posted on 2020-09-03, 09:59 authored by Nirupa Murugaesu, Gareth A Wilson, Nicolai J Birkbak, Thomas BK Watkins, Nicholas McGranahan, Sacheen Kumar, Nima Abbassi-Ghadi, Max Salm, Richard Mitter, Stuart Horswell, Andrew Rowan, Benjamin Phillimore, Jennifer Biggs, Sharmin Begum, Nik Matthews, Daniel Hochhauser, George B Hanna, Charles Swanton
UNLABELLED: Esophageal adenocarcinomas are associated with a dismal prognosis. Deciphering the evolutionary history of this disease may shed light on therapeutically tractable targets and reveal dynamic mutational processes during the disease course and following neoadjuvant chemotherapy (NAC). We exome sequenced 40 tumor regions from 8 patients with operable esophageal adenocarcinomas, before and after platinum-containing NAC. This revealed the evolutionary genomic landscape of esophageal adenocarcinomas with the presence of heterogeneous driver mutations, parallel evolution, early genome-doubling events, and an association between high intratumor heterogeneity and poor response to NAC. Multiregion sequencing demonstrated a significant reduction in thymine to guanine mutations within a CpTpT context when comparing early and late mutational processes and the presence of a platinum signature with enrichment of cytosine to adenine mutations within a CpC context following NAC. Esophageal adenocarcinomas are characterized by early chromosomal instability leading to amplifications containing targetable oncogenes persisting through chemotherapy, providing a rationale for future therapeutic approaches. SIGNIFICANCE: This work illustrates dynamic mutational processes occurring during esophageal adenocarcinoma evolution and following selective pressures of platinum exposure, emphasizing the iatrogenic impact of therapy on cancer evolution.

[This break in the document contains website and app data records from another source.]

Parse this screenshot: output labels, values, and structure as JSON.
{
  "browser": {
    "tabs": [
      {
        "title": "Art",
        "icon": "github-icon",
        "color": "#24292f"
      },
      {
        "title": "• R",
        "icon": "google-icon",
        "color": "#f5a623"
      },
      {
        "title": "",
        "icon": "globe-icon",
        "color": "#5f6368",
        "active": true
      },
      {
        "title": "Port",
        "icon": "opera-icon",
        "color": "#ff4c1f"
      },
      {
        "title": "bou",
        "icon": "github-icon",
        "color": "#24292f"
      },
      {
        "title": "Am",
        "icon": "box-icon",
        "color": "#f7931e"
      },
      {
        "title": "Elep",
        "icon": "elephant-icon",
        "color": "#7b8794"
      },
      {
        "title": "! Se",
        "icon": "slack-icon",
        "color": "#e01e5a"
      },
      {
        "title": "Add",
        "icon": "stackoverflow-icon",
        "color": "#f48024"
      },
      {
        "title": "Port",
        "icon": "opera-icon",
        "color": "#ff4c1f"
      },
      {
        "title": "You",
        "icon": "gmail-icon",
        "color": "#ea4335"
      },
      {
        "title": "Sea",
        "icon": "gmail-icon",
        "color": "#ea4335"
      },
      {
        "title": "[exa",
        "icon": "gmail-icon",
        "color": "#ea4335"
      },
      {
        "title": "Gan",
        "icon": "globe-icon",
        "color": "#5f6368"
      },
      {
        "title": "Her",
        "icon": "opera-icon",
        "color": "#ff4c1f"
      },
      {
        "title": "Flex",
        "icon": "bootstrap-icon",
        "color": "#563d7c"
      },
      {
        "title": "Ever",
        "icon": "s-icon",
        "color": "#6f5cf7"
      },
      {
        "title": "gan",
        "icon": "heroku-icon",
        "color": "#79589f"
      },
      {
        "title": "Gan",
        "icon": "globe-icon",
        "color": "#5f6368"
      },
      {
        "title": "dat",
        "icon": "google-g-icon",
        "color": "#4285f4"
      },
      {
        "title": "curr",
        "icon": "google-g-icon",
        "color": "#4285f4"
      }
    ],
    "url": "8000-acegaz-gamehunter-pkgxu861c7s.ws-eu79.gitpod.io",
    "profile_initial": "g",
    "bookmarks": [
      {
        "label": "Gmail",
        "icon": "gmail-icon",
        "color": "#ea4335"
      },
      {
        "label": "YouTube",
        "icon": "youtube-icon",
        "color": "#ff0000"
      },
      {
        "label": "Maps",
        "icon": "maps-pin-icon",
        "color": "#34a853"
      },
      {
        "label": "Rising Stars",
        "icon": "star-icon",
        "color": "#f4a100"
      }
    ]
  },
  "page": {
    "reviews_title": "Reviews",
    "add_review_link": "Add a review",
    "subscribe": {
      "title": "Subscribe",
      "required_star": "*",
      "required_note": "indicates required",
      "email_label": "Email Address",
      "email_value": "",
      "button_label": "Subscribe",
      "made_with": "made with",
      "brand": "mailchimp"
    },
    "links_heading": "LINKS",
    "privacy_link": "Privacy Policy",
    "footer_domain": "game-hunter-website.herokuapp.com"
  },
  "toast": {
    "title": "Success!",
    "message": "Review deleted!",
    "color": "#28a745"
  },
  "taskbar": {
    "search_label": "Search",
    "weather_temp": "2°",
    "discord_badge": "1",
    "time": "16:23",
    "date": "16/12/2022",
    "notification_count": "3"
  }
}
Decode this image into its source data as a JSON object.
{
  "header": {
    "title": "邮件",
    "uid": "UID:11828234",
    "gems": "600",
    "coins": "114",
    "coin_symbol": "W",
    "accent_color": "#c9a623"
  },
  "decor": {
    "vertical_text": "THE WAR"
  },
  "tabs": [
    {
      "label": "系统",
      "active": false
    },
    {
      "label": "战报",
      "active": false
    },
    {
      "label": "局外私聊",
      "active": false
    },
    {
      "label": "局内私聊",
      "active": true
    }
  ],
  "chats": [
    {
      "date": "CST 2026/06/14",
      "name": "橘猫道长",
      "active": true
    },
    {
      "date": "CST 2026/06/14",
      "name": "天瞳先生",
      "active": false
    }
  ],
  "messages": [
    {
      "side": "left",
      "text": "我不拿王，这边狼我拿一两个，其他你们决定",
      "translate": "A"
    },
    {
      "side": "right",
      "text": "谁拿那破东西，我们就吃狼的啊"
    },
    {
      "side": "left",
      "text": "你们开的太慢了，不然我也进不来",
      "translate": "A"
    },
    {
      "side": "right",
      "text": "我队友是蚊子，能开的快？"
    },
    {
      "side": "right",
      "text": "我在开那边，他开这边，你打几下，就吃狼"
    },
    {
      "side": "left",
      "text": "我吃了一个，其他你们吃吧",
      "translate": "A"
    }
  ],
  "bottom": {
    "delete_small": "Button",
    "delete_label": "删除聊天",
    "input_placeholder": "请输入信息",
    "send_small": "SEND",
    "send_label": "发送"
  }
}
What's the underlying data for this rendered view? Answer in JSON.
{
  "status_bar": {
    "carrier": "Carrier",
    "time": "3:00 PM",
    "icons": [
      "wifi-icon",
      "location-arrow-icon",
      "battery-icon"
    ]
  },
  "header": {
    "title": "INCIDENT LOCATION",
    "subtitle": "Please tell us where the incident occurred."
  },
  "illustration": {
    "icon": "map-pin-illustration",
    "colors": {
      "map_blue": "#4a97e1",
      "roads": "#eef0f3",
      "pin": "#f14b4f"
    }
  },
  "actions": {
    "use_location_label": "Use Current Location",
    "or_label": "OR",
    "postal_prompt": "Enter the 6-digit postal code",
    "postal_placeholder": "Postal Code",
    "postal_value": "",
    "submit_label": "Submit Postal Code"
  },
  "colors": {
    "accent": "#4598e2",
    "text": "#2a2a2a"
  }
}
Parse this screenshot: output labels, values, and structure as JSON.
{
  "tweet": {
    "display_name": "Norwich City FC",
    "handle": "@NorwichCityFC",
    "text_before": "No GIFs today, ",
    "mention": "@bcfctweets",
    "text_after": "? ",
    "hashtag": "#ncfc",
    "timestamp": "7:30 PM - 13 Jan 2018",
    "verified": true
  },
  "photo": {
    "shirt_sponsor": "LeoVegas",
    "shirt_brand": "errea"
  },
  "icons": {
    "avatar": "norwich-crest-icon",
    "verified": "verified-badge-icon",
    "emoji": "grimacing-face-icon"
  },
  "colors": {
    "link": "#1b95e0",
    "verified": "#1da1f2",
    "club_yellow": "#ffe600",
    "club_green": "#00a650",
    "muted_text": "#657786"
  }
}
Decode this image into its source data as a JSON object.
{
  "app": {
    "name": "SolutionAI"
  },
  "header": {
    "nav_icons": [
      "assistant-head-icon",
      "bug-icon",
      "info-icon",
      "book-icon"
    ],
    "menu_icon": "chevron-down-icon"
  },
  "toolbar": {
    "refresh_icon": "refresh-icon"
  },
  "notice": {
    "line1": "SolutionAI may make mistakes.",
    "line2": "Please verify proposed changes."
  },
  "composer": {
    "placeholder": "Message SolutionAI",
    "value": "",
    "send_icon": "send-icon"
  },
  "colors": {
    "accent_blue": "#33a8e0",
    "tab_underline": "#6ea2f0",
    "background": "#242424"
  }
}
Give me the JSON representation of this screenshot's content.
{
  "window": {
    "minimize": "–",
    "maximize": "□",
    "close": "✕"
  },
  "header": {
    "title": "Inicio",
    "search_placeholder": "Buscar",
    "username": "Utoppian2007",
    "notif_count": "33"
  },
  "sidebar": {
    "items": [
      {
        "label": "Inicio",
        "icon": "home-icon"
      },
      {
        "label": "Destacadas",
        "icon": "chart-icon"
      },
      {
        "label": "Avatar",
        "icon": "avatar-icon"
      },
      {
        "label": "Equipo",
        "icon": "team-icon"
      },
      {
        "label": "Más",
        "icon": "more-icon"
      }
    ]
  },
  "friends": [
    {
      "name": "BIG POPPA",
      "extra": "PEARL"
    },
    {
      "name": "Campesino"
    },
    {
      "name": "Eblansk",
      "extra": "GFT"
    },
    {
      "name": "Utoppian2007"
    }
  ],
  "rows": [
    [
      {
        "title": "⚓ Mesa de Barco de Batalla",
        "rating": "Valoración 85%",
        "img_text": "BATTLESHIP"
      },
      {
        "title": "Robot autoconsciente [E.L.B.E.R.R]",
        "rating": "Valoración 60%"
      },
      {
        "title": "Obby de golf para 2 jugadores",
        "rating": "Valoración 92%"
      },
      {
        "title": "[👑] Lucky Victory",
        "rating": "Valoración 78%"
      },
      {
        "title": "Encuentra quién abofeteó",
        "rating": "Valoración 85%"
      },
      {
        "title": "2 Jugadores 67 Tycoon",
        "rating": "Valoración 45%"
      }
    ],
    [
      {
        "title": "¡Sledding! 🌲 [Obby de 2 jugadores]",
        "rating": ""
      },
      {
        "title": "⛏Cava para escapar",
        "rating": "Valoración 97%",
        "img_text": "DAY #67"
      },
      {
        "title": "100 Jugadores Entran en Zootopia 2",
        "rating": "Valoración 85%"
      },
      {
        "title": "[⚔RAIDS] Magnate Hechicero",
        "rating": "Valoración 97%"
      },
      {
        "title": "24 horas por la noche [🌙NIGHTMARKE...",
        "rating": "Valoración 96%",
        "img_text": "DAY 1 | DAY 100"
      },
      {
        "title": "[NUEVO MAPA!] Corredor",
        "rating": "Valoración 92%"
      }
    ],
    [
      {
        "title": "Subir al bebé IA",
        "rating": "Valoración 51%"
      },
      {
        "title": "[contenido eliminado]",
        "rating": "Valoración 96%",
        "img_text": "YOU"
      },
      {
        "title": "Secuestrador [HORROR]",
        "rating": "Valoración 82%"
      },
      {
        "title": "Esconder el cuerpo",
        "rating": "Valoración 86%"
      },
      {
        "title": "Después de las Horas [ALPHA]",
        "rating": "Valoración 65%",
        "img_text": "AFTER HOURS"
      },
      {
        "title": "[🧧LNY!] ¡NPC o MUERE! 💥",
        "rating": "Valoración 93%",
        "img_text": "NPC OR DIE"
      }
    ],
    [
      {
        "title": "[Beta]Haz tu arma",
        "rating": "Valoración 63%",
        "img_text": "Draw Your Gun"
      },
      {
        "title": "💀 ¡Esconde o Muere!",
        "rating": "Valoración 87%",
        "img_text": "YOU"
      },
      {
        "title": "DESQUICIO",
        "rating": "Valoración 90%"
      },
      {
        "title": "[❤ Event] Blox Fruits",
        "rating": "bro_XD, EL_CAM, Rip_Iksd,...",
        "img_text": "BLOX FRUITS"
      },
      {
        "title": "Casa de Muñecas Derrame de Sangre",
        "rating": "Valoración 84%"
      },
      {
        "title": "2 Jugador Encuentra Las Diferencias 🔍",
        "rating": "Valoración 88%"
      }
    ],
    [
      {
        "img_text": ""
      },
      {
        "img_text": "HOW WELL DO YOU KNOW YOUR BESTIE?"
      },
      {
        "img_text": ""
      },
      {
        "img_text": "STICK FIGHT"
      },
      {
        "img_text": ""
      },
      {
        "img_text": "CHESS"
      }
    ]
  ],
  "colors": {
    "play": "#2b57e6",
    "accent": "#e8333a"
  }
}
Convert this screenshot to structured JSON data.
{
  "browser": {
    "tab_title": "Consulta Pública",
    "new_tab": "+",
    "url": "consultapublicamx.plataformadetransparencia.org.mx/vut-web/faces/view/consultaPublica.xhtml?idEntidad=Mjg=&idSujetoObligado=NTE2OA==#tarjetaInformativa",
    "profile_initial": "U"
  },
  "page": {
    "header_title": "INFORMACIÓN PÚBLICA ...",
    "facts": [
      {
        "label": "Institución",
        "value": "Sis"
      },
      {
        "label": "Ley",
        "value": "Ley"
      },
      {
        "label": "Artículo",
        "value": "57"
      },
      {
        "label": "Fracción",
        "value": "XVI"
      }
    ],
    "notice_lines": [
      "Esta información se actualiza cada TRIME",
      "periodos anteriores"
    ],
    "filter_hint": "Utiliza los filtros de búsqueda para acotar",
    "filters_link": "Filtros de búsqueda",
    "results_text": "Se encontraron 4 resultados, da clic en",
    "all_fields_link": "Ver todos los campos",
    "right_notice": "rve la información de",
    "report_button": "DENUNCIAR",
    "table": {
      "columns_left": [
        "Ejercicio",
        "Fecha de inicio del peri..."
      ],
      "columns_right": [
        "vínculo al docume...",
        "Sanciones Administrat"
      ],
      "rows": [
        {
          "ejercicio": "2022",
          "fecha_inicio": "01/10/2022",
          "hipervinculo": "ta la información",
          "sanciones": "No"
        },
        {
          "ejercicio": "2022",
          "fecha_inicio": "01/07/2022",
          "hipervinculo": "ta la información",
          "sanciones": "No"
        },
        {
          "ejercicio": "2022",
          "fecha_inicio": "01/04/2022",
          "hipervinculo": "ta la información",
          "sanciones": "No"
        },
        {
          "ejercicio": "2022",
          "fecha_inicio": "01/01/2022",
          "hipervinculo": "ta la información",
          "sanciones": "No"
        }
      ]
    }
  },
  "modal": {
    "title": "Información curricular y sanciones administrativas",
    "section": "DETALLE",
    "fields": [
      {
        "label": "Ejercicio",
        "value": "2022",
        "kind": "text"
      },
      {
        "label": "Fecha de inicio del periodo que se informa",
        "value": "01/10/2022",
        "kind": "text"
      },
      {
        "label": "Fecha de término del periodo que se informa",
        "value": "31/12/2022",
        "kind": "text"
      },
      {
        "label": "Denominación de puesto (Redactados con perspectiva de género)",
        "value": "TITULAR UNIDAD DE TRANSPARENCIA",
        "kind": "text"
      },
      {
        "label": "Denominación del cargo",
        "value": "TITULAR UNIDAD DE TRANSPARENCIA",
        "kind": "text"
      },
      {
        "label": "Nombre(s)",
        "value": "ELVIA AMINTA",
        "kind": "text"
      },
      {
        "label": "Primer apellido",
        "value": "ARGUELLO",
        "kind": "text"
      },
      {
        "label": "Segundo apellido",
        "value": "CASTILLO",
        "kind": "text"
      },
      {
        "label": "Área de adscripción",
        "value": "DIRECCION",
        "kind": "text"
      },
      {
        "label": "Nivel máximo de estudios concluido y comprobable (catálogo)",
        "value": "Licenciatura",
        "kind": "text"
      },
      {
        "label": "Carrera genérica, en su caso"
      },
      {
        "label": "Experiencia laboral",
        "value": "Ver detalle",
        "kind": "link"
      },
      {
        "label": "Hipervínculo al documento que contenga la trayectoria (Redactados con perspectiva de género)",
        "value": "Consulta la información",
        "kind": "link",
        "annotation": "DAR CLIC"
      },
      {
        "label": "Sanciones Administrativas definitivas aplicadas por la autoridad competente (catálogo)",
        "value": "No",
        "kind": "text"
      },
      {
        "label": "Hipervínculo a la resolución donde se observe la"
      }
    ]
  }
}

Identification of amplifications encoding targetable oncogenes maintained through NAC suggests the presence of stable vulnerabilities, unimpeded by cytotoxics, suitable for therapeutic intervention.